#### [PROVIDED MATERIAL]
*****

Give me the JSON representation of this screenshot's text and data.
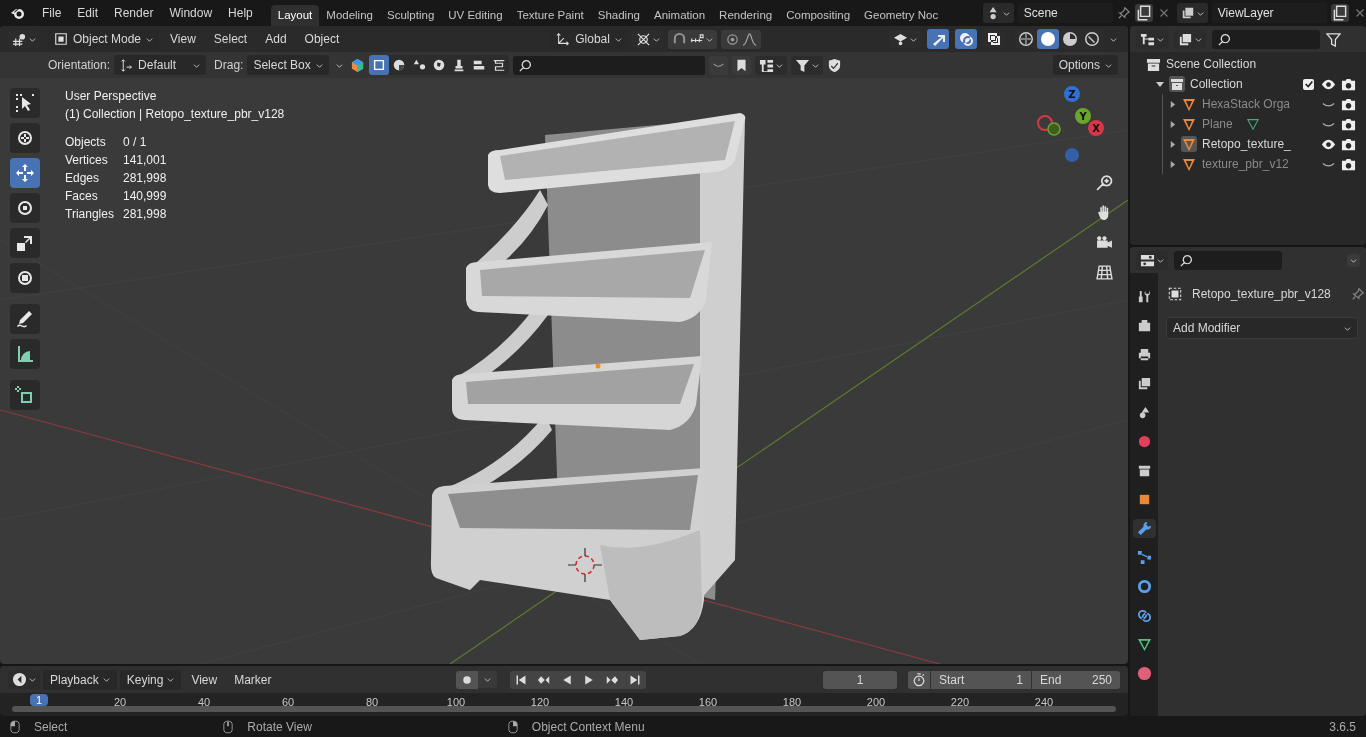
{
  "menu": [
    "File",
    "Edit",
    "Render",
    "Window",
    "Help"
  ],
  "workspaces": [
    {
      "label": "Layout",
      "selected": true
    },
    {
      "label": "Modeling",
      "selected": false
    },
    {
      "label": "Sculpting",
      "selected": false
    },
    {
      "label": "UV Editing",
      "selected": false
    },
    {
      "label": "Texture Paint",
      "selected": false
    },
    {
      "label": "Shading",
      "selected": false
    },
    {
      "label": "Animation",
      "selected": false
    },
    {
      "label": "Rendering",
      "selected": false
    },
    {
      "label": "Compositing",
      "selected": false
    },
    {
      "label": "Geometry Noc",
      "selected": false
    }
  ],
  "scene": "Scene",
  "view_layer": "ViewLayer",
  "viewport_header": {
    "mode": "Object Mode",
    "menus": [
      "View",
      "Select",
      "Add",
      "Object"
    ],
    "orientation": "Global"
  },
  "viewport_toggles": [
    {
      "kind": "gizmos",
      "on": true
    },
    {
      "kind": "overlays",
      "on": true
    },
    {
      "kind": "xray",
      "on": false
    }
  ],
  "shading": [
    {
      "kind": "wireframe",
      "selected": false
    },
    {
      "kind": "solid",
      "selected": true
    },
    {
      "kind": "material",
      "selected": false
    },
    {
      "kind": "rendered",
      "selected": false
    }
  ],
  "tool_settings": {
    "orientation_label": "Orientation:",
    "orientation": "Default",
    "drag_label": "Drag:",
    "drag": "Select Box",
    "options": "Options"
  },
  "viewport_info": {
    "title": "User Perspective",
    "context": "(1) Collection | Retopo_texture_pbr_v128",
    "stats": [
      {
        "label": "Objects",
        "value": "0 / 1"
      },
      {
        "label": "Vertices",
        "value": "141,001"
      },
      {
        "label": "Edges",
        "value": "281,998"
      },
      {
        "label": "Faces",
        "value": "140,999"
      },
      {
        "label": "Triangles",
        "value": "281,998"
      }
    ]
  },
  "tools": [
    {
      "kind": "select",
      "selected": false
    },
    {
      "kind": "cursor",
      "selected": false
    },
    {
      "kind": "move",
      "selected": true
    },
    {
      "kind": "rotate",
      "selected": false
    },
    {
      "kind": "scale",
      "selected": false
    },
    {
      "kind": "transform",
      "selected": false
    },
    {
      "kind": "annotate",
      "selected": false
    },
    {
      "kind": "measure",
      "selected": false
    },
    {
      "kind": "add_cube",
      "selected": false
    }
  ],
  "gizmo_axes": [
    {
      "label": "Z",
      "color": "#2f6fd6"
    },
    {
      "label": "Y",
      "color": "#6ba52a"
    },
    {
      "label": "X",
      "color": "#d8374a"
    }
  ],
  "outliner": {
    "root": "Scene Collection",
    "collection": {
      "label": "Collection",
      "expanded": true,
      "checked": true,
      "visible": true,
      "children": [
        {
          "label": "HexaStack Orga",
          "visible": false,
          "active": false,
          "show_data": false
        },
        {
          "label": "Plane",
          "visible": false,
          "active": false,
          "show_data": true
        },
        {
          "label": "Retopo_texture_",
          "visible": true,
          "active": true,
          "show_data": false
        },
        {
          "label": "texture_pbr_v12",
          "visible": false,
          "active": false,
          "show_data": false
        }
      ]
    }
  },
  "properties": {
    "object": "Retopo_texture_pbr_v128",
    "add_modifier": "Add Modifier",
    "tabs": [
      {
        "kind": "tool",
        "selected": false
      },
      {
        "kind": "render",
        "selected": false
      },
      {
        "kind": "output",
        "selected": false
      },
      {
        "kind": "view_layer",
        "selected": false
      },
      {
        "kind": "scene",
        "selected": false
      },
      {
        "kind": "world",
        "selected": false
      },
      {
        "kind": "collection",
        "selected": false
      },
      {
        "kind": "object",
        "selected": false
      },
      {
        "kind": "modifier",
        "selected": true
      },
      {
        "kind": "particles",
        "selected": false
      },
      {
        "kind": "physics",
        "selected": false
      },
      {
        "kind": "constraints",
        "selected": false
      },
      {
        "kind": "data",
        "selected": false
      },
      {
        "kind": "material",
        "selected": false
      }
    ]
  },
  "timeline": {
    "menus": [
      "Playback",
      "Keying",
      "View",
      "Marker"
    ],
    "current_frame": "1",
    "start_label": "Start",
    "start": "1",
    "end_label": "End",
    "end": "250",
    "playhead": "1",
    "ruler": [
      "20",
      "40",
      "60",
      "80",
      "100",
      "120",
      "140",
      "160",
      "180",
      "200",
      "220",
      "240"
    ]
  },
  "status_bar": {
    "hints": [
      "Select",
      "Rotate View",
      "Object Context Menu"
    ],
    "version": "3.6.5"
  }
}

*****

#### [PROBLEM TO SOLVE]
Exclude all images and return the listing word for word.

#### [SOLVED EXERCISE]
Give me the JSON representation of this screenshot's text and data.
{
  "menu": [
    "File",
    "Edit",
    "Render",
    "Window",
    "Help"
  ],
  "workspaces": [
    {
      "label": "Layout",
      "selected": true
    },
    {
      "label": "Modeling",
      "selected": false
    },
    {
      "label": "Sculpting",
      "selected": false
    },
    {
      "label": "UV Editing",
      "selected": false
    },
    {
      "label": "Texture Paint",
      "selected": false
    },
    {
      "label": "Shading",
      "selected": false
    },
    {
      "label": "Animation",
      "selected": false
    },
    {
      "label": "Rendering",
      "selected": false
    },
    {
      "label": "Compositing",
      "selected": false
    },
    {
      "label": "Geometry Noc",
      "selected": false
    }
  ],
  "scene": "Scene",
  "view_layer": "ViewLayer",
  "viewport_header": {
    "mode": "Object Mode",
    "menus": [
      "View",
      "Select",
      "Add",
      "Object"
    ],
    "orientation": "Global"
  },
  "viewport_toggles": [
    {
      "kind": "gizmos",
      "on": true
    },
    {
      "kind": "overlays",
      "on": true
    },
    {
      "kind": "xray",
      "on": false
    }
  ],
  "shading": [
    {
      "kind": "wireframe",
      "selected": false
    },
    {
      "kind": "solid",
      "selected": true
    },
    {
      "kind": "material",
      "selected": false
    },
    {
      "kind": "rendered",
      "selected": false
    }
  ],
  "tool_settings": {
    "orientation_label": "Orientation:",
    "orientation": "Default",
    "drag_label": "Drag:",
    "drag": "Select Box",
    "options": "Options"
  },
  "viewport_info": {
    "title": "User Perspective",
    "context": "(1) Collection | Retopo_texture_pbr_v128",
    "stats": [
      {
        "label": "Objects",
        "value": "0 / 1"
      },
      {
        "label": "Vertices",
        "value": "141,001"
      },
      {
        "label": "Edges",
        "value": "281,998"
      },
      {
        "label": "Faces",
        "value": "140,999"
      },
      {
        "label": "Triangles",
        "value": "281,998"
      }
    ]
  },
  "tools": [
    {
      "kind": "select",
      "selected": false
    },
    {
      "kind": "cursor",
      "selected": false
    },
    {
      "kind": "move",
      "selected": true
    },
    {
      "kind": "rotate",
      "selected": false
    },
    {
      "kind": "scale",
      "selected": false
    },
    {
      "kind": "transform",
      "selected": false
    },
    {
      "kind": "annotate",
      "selected": false
    },
    {
      "kind": "measure",
      "selected": false
    },
    {
      "kind": "add_cube",
      "selected": false
    }
  ],
  "gizmo_axes": [
    {
      "label": "Z",
      "color": "#2f6fd6"
    },
    {
      "label": "Y",
      "color": "#6ba52a"
    },
    {
      "label": "X",
      "color": "#d8374a"
    }
  ],
  "outliner": {
    "root": "Scene Collection",
    "collection": {
      "label": "Collection",
      "expanded": true,
      "checked": true,
      "visible": true,
      "children": [
        {
          "label": "HexaStack Orga",
          "visible": false,
          "active": false,
          "show_data": false
        },
        {
          "label": "Plane",
          "visible": false,
          "active": false,
          "show_data": true
        },
        {
          "label": "Retopo_texture_",
          "visible": true,
          "active": true,
          "show_data": false
        },
        {
          "label": "texture_pbr_v12",
          "visible": false,
          "active": false,
          "show_data": false
        }
      ]
    }
  },
  "properties": {
    "object": "Retopo_texture_pbr_v128",
    "add_modifier": "Add Modifier",
    "tabs": [
      {
        "kind": "tool",
        "selected": false
      },
      {
        "kind": "render",
        "selected": false
      },
      {
        "kind": "output",
        "selected": false
      },
      {
        "kind": "view_layer",
        "selected": false
      },
      {
        "kind": "scene",
        "selected": false
      },
      {
        "kind": "world",
        "selected": false
      },
      {
        "kind": "collection",
        "selected": false
      },
      {
        "kind": "object",
        "selected": false
      },
      {
        "kind": "modifier",
        "selected": true
      },
      {
        "kind": "particles",
        "selected": false
      },
      {
        "kind": "physics",
        "selected": false
      },
      {
        "kind": "constraints",
        "selected": false
      },
      {
        "kind": "data",
        "selected": false
      },
      {
        "kind": "material",
        "selected": false
      }
    ]
  },
  "timeline": {
    "menus": [
      "Playback",
      "Keying",
      "View",
      "Marker"
    ],
    "current_frame": "1",
    "start_label": "Start",
    "start": "1",
    "end_label": "End",
    "end": "250",
    "playhead": "1",
    "ruler": [
      "20",
      "40",
      "60",
      "80",
      "100",
      "120",
      "140",
      "160",
      "180",
      "200",
      "220",
      "240"
    ]
  },
  "status_bar": {
    "hints": [
      "Select",
      "Rotate View",
      "Object Context Menu"
    ],
    "version": "3.6.5"
  }
}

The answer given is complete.